What is being asked
Pictures excluded, return every entry exactly, please.

Data provided
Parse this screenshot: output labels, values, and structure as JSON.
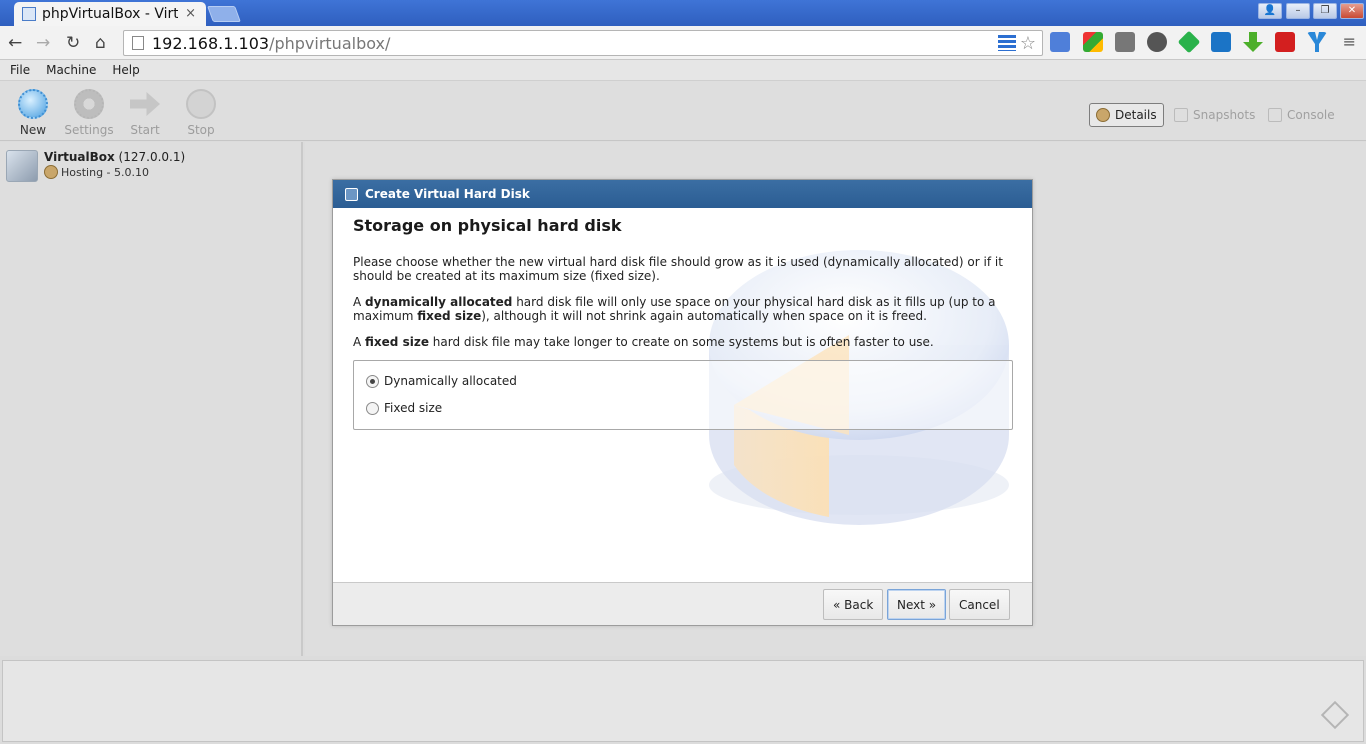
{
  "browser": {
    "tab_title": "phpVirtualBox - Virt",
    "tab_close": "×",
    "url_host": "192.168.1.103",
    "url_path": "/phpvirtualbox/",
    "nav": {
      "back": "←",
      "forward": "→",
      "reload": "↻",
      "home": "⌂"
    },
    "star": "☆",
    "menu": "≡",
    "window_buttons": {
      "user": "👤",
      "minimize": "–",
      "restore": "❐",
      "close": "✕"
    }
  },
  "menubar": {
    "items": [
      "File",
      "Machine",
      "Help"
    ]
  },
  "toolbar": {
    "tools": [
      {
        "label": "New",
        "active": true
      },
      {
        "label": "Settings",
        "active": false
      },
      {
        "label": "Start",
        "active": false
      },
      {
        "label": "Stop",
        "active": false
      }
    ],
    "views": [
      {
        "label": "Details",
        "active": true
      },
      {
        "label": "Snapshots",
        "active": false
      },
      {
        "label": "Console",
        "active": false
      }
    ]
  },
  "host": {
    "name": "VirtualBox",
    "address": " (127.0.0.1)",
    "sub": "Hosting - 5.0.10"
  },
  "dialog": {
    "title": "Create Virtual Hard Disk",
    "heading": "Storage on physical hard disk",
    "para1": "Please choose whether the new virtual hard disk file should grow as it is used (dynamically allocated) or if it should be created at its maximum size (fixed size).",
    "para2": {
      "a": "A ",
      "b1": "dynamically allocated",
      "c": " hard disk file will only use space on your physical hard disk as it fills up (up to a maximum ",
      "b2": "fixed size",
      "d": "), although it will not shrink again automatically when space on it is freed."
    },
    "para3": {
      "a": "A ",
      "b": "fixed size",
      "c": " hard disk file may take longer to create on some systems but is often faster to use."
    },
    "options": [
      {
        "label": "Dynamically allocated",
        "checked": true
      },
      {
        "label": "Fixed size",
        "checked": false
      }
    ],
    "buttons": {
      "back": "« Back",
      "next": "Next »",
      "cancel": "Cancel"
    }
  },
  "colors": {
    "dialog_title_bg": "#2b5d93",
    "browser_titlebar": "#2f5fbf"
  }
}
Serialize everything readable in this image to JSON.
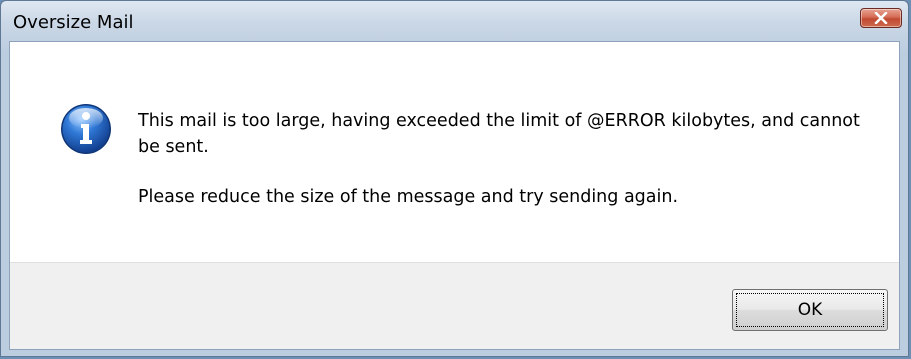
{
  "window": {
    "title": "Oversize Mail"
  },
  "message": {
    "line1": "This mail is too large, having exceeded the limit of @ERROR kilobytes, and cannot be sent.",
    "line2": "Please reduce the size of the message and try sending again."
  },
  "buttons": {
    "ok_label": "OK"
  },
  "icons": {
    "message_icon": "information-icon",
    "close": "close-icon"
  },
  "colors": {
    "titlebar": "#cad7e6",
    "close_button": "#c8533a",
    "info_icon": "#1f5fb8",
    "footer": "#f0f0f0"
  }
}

Written solution
Parse this screenshot: output labels, values, and structure as JSON.
{
  "browser": {
    "tab_title": "phpVirtualBox - Virt",
    "tab_close": "×",
    "url_host": "192.168.1.103",
    "url_path": "/phpvirtualbox/",
    "nav": {
      "back": "←",
      "forward": "→",
      "reload": "↻",
      "home": "⌂"
    },
    "star": "☆",
    "menu": "≡",
    "window_buttons": {
      "user": "👤",
      "minimize": "–",
      "restore": "❐",
      "close": "✕"
    }
  },
  "menubar": {
    "items": [
      "File",
      "Machine",
      "Help"
    ]
  },
  "toolbar": {
    "tools": [
      {
        "label": "New",
        "active": true
      },
      {
        "label": "Settings",
        "active": false
      },
      {
        "label": "Start",
        "active": false
      },
      {
        "label": "Stop",
        "active": false
      }
    ],
    "views": [
      {
        "label": "Details",
        "active": true
      },
      {
        "label": "Snapshots",
        "active": false
      },
      {
        "label": "Console",
        "active": false
      }
    ]
  },
  "host": {
    "name": "VirtualBox",
    "address": " (127.0.0.1)",
    "sub": "Hosting - 5.0.10"
  },
  "dialog": {
    "title": "Create Virtual Hard Disk",
    "heading": "Storage on physical hard disk",
    "para1": "Please choose whether the new virtual hard disk file should grow as it is used (dynamically allocated) or if it should be created at its maximum size (fixed size).",
    "para2": {
      "a": "A ",
      "b1": "dynamically allocated",
      "c": " hard disk file will only use space on your physical hard disk as it fills up (up to a maximum ",
      "b2": "fixed size",
      "d": "), although it will not shrink again automatically when space on it is freed."
    },
    "para3": {
      "a": "A ",
      "b": "fixed size",
      "c": " hard disk file may take longer to create on some systems but is often faster to use."
    },
    "options": [
      {
        "label": "Dynamically allocated",
        "checked": true
      },
      {
        "label": "Fixed size",
        "checked": false
      }
    ],
    "buttons": {
      "back": "« Back",
      "next": "Next »",
      "cancel": "Cancel"
    }
  },
  "colors": {
    "dialog_title_bg": "#2b5d93",
    "browser_titlebar": "#2f5fbf"
  }
}
Serialize everything readable in this image to JSON.
{
  "window": {
    "title": "Oversize Mail"
  },
  "message": {
    "line1": "This mail is too large, having exceeded the limit of @ERROR kilobytes, and cannot be sent.",
    "line2": "Please reduce the size of the message and try sending again."
  },
  "buttons": {
    "ok_label": "OK"
  },
  "icons": {
    "message_icon": "information-icon",
    "close": "close-icon"
  },
  "colors": {
    "titlebar": "#cad7e6",
    "close_button": "#c8533a",
    "info_icon": "#1f5fb8",
    "footer": "#f0f0f0"
  }
}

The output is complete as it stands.